The top of the enclosure is also where the wind speed sensor fits. It was a toss up — I could have put the wind speed or wind direction on top, but I didn’t see any major advantages of one over the other. Overall, you want both sensors (wind direction and speed) high enough so buildings, fences, and other obstacles don’t interfere with the measurements.
Making the Rain Gauge
I mostly followed this tutorial on Instructables to make the actual gauge.
I made this out of plexiglass. Overall the plexiglass worked okay, but combined with the glue gun, rubber sealant, and overall cutting and drilling, it doesn’t stay looking pristine, even with the protective film.
- The sensor is a simple reed switch and magnet treated like a button press in the Raspberry Pi code. I simply count buckets over time and later make the conversion to “inches of rain.”
- Make it big enough to hold enough water to tip, but not so much that it needs a lot in order to tip. My first pass, I didn’t make it large enough, so it would fill and start draining over the edge before it tipped.
This was simple.

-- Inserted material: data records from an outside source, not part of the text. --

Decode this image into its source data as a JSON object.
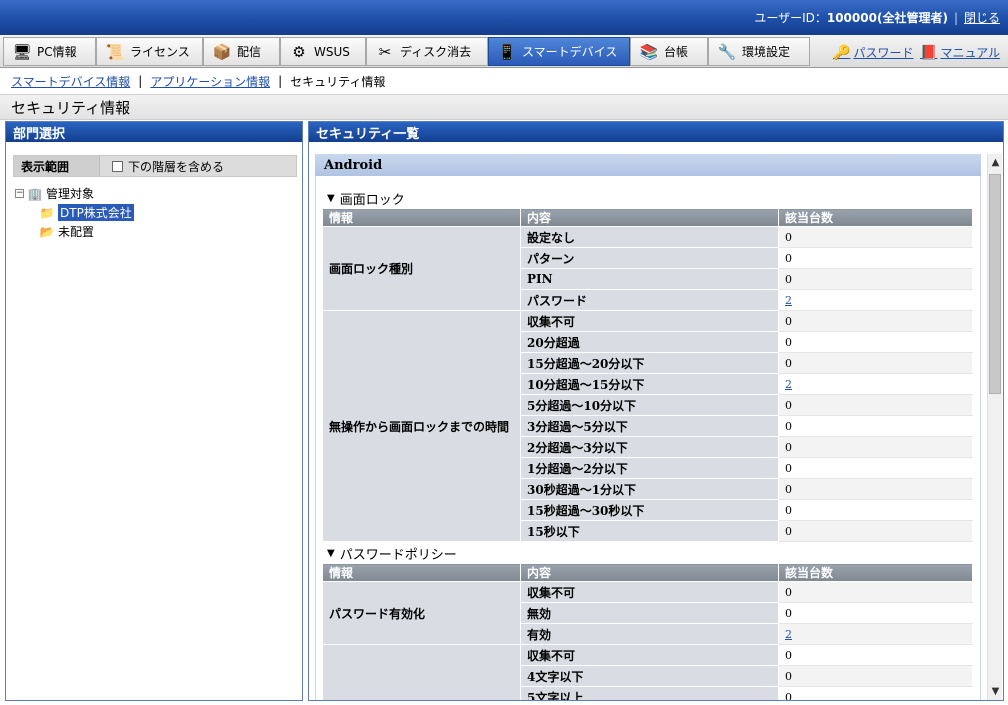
{
  "header": {
    "user_label": "ユーザーID：",
    "user_id": "100000(全社管理者)",
    "close_label": "閉じる"
  },
  "menu": {
    "tabs": [
      {
        "label": "PC情報",
        "icon": "pc-icon"
      },
      {
        "label": "ライセンス",
        "icon": "license-icon"
      },
      {
        "label": "配信",
        "icon": "delivery-icon"
      },
      {
        "label": "WSUS",
        "icon": "wsus-icon"
      },
      {
        "label": "ディスク消去",
        "icon": "disk-erase-icon"
      },
      {
        "label": "スマートデバイス",
        "icon": "smart-device-icon"
      },
      {
        "label": "台帳",
        "icon": "ledger-icon"
      },
      {
        "label": "環境設定",
        "icon": "settings-icon"
      }
    ],
    "active_tab": "スマートデバイス",
    "password_link": "パスワード",
    "manual_link": "マニュアル"
  },
  "subnav": {
    "items": [
      "スマートデバイス情報",
      "アプリケーション情報",
      "セキュリティ情報"
    ]
  },
  "page_title": "セキュリティ情報",
  "left_panel": {
    "title": "部門選択",
    "scope_label": "表示範囲",
    "include_label": "下の階層を含める",
    "tree": [
      "管理対象",
      "DTP株式会社",
      "未配置"
    ]
  },
  "right_panel": {
    "title": "セキュリティ一覧",
    "os": "Android",
    "col_info": "情報",
    "col_content": "内容",
    "col_count": "該当台数",
    "sections": [
      {
        "title": "画面ロック",
        "groups": [
          {
            "label": "画面ロック種別",
            "rows": [
              [
                "設定なし",
                "0"
              ],
              [
                "パターン",
                "0"
              ],
              [
                "PIN",
                "0"
              ],
              [
                "パスワード",
                "2"
              ]
            ]
          },
          {
            "label": "無操作から画面ロックまでの時間",
            "rows": [
              [
                "収集不可",
                "0"
              ],
              [
                "20分超過",
                "0"
              ],
              [
                "15分超過～20分以下",
                "0"
              ],
              [
                "10分超過～15分以下",
                "2"
              ],
              [
                "5分超過～10分以下",
                "0"
              ],
              [
                "3分超過～5分以下",
                "0"
              ],
              [
                "2分超過～3分以下",
                "0"
              ],
              [
                "1分超過～2分以下",
                "0"
              ],
              [
                "30秒超過～1分以下",
                "0"
              ],
              [
                "15秒超過～30秒以下",
                "0"
              ],
              [
                "15秒以下",
                "0"
              ]
            ]
          }
        ]
      },
      {
        "title": "パスワードポリシー",
        "groups": [
          {
            "label": "パスワード有効化",
            "rows": [
              [
                "収集不可",
                "0"
              ],
              [
                "無効",
                "0"
              ],
              [
                "有効",
                "2"
              ]
            ]
          },
          {
            "label": "",
            "rows": [
              [
                "収集不可",
                "0"
              ],
              [
                "4文字以下",
                "0"
              ],
              [
                "5文字以上",
                "0"
              ]
            ]
          }
        ]
      }
    ]
  }
}
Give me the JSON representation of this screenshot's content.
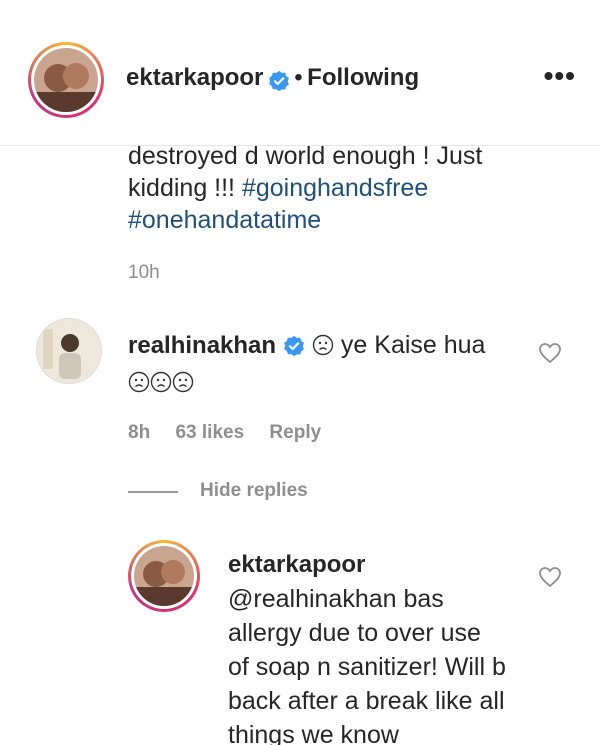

- This is an analog sensor. The eight reed switches combined with various resistors divide up the output into chunks so I can identify which coordinate the sensor is in by the value. (The concept is explained in this tutorial on Instructables.)
- After screwing on the weather vane part, you need to calibrate it so “this direction is what points north.”
- I made a test rig with wood so I could switch resistors in and out easily that covered the full range of values for me. That was super helpful!
- I used a thrust bearing, which worked fine.
The software is also open source and is available on the same GitHub repository.
Software is written in Python to record the data from the sensors. I used some other third-party Git libraries from Adafruit and others to get the information from the sensors and GPS. There are also some cron jobs that pull some of the API information. Most of this is explained in the Git documentation at docs/install_notes.txt.
The web software is in PHP to display it on the webpage while also utilizing YAML for the config files, and, of course, the RRD tool to store and graph the data.
It utilizes the Weather Underground API to get some of the interesting data that sensors can’t pull. Record highs and lows, phases of the moon, sunset and sunrise times, and tide information is also available on their API.
All of it is available on GitHub, and is actively maintained and currently being used as I further refine and calibrate my own system, so you can submit feature requests and bug reports as well.
The software changes themes depending on the time of day. There are four stages. If the current time is plus or minus two hours from sunrise or sunset, the sunrise or sunset theme will display.